Burnley Vision Board consists of representatives from organisations within the town, including the council, football club, college and various businesses. The different coloured circles in the emblem are intended to display different aspects of the town. The red bands represent the urban aspect of the town, while the green symbolises the rural areas.
Coun Gordon Birtwistle, leader of Burnley Council, believes it is money well spent, saying the logo signifies Burnley’s intertwining qualities. He said that the council had to act swiftly to trademark the logo as other towns were keen to use it.
A spokesman for Burnley Vision Board said a lot of effort and thought had gone into the logo’s design.
Last year, neighbour Blackburn spent £60,000 on a new logo which was almost identical to one promoting another town.
The council unveiled a heart-shaped letter “B” only to discover later that Barrow, in Cumbria, had the same design to promote the town.
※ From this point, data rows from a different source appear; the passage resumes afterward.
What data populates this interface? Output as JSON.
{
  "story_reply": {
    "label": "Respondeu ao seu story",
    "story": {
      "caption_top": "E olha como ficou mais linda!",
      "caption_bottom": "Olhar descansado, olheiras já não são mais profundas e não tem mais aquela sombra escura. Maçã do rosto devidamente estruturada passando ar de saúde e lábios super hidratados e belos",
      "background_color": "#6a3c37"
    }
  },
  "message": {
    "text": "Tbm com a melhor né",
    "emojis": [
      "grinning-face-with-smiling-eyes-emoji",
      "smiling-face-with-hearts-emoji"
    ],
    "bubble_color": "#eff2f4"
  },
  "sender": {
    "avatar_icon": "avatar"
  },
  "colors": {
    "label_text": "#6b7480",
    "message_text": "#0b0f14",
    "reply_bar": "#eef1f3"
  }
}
A unique new tennis racquet, which inventors say could revolutionise the game and even eliminate backhand for ambidextrous players, has been launched with two handles at the base.
Dann and Brian Battistone are both professional tennis players, but 36-year-old Brian and Dann, 34, are also ambidextrous.
Now with the help of the unique new type of racquet they may never have to play a backhand again.
American Brian said that for him the backhand might not be necessary anymore thanks to the new racquet.
Brian, who trains in Naples, Italy, said: "I've always been ambidextrous, like my little brother Dann, but we had difficulty in taking advantage of this on the court.
"I think this could revolutionise the sport.
"We met a racquet artisan called Lionel Burt who said he had just invented this special two-handled device for playing tennis.
"Aside from the possibility of always using the forehand, the easiest stroke by definition and also more classic, the basic reason for the invention was to suit players just like us.
Sort of defeats the object doesn’t it.
Angus Dei-NHS-THE OTHER SIDE
Angus Dei politico